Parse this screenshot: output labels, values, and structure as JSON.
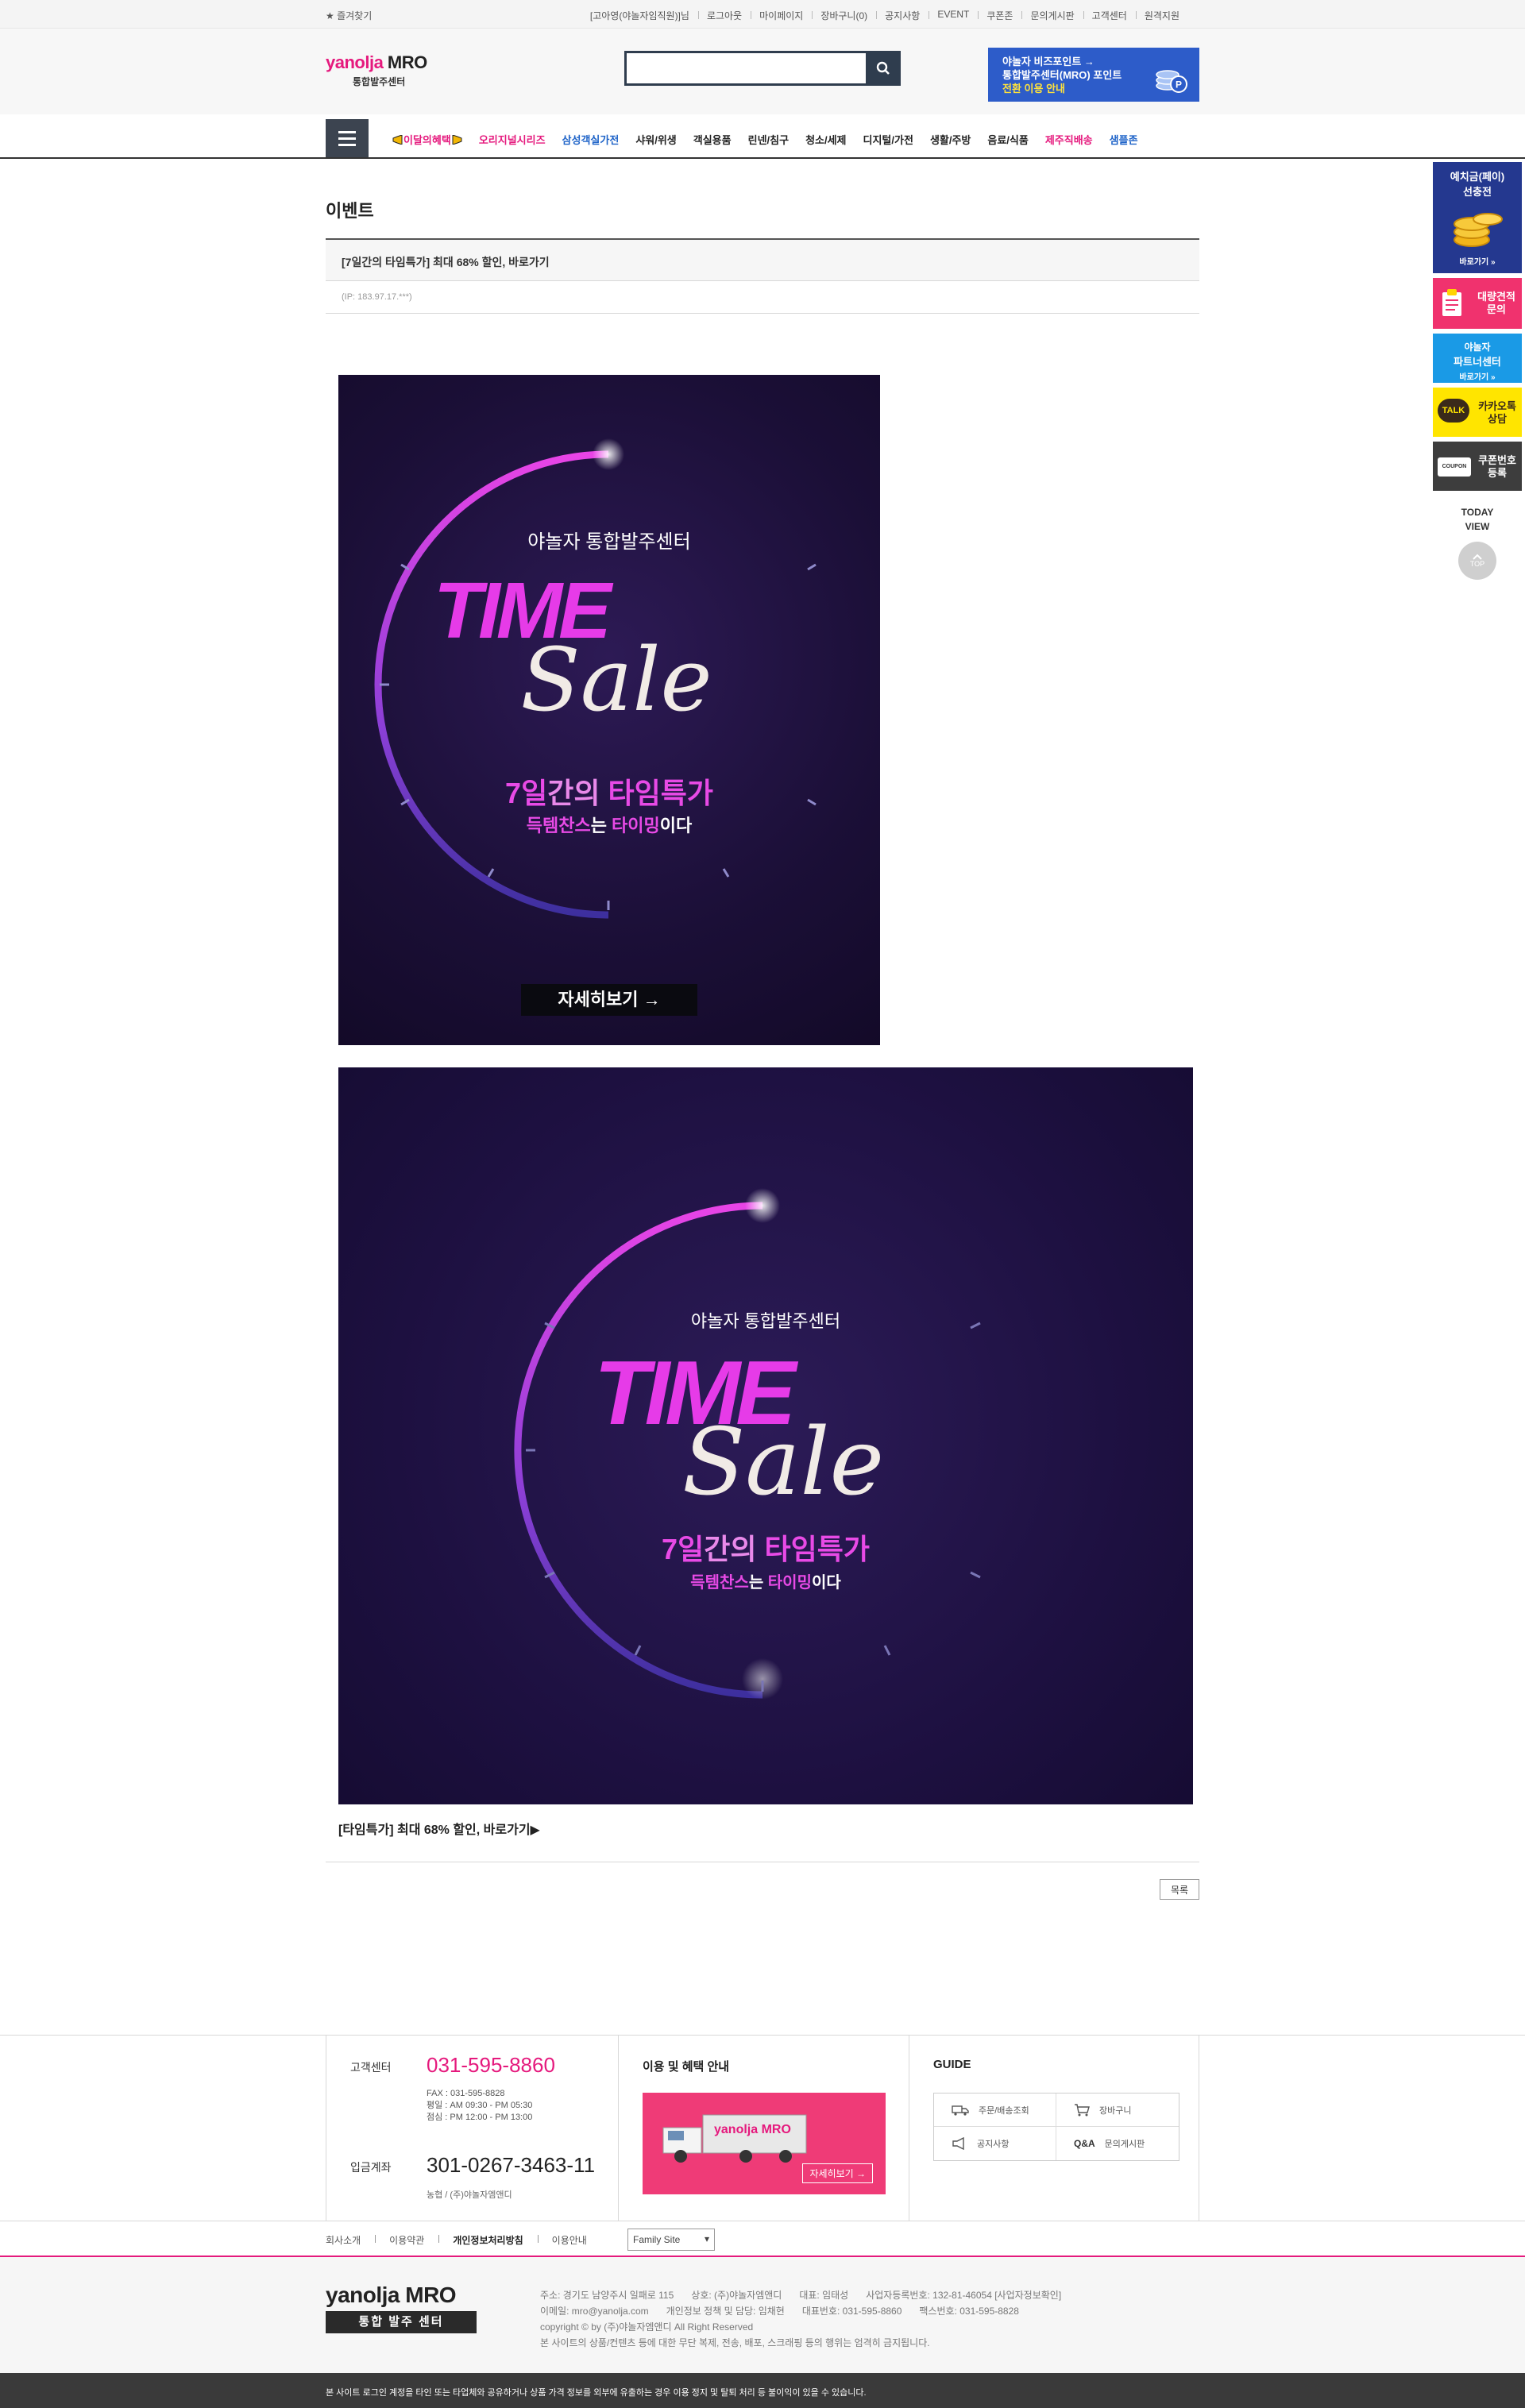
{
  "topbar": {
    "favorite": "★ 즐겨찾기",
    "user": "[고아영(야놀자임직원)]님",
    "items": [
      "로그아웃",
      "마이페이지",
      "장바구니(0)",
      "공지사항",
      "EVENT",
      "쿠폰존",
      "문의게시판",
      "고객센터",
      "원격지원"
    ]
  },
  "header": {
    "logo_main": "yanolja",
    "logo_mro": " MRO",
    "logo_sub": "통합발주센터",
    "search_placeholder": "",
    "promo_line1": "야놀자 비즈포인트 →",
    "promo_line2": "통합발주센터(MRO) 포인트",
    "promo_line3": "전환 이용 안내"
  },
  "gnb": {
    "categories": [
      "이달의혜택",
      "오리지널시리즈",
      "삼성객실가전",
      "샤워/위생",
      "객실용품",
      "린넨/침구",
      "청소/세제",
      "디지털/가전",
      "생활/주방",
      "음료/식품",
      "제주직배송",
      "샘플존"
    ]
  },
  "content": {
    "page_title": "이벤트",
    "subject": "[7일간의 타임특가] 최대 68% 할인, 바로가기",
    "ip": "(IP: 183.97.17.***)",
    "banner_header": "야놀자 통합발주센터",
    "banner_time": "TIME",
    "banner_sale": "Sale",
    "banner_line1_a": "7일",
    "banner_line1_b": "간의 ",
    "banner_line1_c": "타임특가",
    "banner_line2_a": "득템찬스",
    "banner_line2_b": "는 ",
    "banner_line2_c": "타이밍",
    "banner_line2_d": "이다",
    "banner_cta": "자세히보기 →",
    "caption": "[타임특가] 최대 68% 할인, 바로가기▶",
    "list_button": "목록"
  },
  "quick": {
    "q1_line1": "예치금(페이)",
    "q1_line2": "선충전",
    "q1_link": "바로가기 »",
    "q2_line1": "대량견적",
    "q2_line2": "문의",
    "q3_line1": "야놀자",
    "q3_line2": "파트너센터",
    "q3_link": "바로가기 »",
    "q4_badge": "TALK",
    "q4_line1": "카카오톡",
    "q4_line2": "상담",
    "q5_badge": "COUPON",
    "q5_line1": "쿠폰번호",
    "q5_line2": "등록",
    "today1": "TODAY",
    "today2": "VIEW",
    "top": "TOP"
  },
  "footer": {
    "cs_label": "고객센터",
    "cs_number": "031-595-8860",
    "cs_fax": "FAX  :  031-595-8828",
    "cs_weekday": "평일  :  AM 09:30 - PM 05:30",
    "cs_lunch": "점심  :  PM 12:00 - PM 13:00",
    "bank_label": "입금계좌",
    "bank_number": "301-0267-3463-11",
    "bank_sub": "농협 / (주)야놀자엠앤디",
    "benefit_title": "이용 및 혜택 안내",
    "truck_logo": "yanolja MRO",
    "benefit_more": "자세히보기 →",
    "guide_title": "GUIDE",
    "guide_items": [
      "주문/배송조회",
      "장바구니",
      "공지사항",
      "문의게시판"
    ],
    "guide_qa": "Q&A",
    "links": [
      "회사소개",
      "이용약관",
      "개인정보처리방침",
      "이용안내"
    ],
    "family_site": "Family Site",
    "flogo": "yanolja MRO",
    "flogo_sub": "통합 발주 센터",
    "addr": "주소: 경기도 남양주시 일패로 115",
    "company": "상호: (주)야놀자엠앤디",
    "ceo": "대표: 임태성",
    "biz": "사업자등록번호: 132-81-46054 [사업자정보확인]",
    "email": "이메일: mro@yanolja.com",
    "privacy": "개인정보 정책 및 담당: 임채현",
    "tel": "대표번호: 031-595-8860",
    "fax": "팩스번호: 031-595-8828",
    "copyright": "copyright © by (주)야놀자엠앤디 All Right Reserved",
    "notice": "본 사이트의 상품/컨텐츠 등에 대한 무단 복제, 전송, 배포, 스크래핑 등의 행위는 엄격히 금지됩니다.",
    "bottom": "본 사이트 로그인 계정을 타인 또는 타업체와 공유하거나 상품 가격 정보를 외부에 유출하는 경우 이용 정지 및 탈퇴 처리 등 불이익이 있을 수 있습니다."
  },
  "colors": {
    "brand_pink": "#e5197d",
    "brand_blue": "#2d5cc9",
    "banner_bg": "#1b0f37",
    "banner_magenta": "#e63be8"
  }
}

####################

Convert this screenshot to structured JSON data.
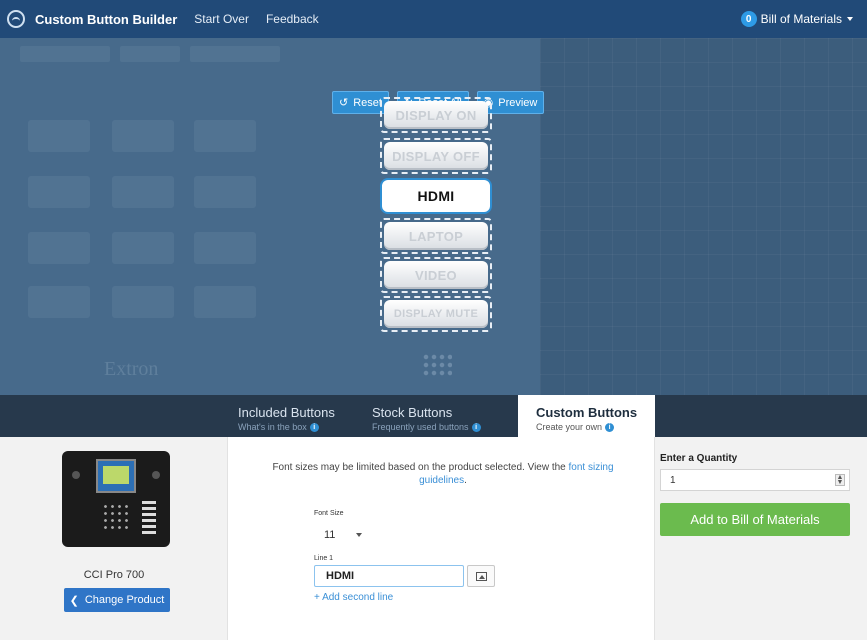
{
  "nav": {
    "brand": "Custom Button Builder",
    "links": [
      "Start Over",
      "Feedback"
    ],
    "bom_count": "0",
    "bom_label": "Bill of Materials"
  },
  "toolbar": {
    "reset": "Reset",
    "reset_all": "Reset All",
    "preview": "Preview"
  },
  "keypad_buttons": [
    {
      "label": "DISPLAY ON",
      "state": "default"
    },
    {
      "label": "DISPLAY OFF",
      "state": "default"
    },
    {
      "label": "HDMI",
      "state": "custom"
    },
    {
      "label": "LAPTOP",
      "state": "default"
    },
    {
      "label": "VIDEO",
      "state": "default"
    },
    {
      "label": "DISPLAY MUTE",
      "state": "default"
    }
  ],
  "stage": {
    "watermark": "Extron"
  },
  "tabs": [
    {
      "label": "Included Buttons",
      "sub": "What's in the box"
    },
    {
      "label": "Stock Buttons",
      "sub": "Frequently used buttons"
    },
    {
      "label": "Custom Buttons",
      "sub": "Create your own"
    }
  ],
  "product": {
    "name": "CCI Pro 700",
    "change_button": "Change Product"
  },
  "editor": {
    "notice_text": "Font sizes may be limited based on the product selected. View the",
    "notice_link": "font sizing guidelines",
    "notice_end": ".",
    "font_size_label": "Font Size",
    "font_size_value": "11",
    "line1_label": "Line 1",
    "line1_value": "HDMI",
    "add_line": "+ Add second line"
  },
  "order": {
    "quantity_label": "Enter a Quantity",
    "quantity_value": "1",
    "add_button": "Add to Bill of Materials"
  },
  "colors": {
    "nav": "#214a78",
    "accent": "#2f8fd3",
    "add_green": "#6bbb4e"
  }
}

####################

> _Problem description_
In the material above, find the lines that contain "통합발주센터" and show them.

> _Reply to the exercise_
    "logo_sub": "통합발주센터",
    "promo_line2": "통합발주센터(MRO) 포인트",
    "banner_header": "야놀자 통합발주센터",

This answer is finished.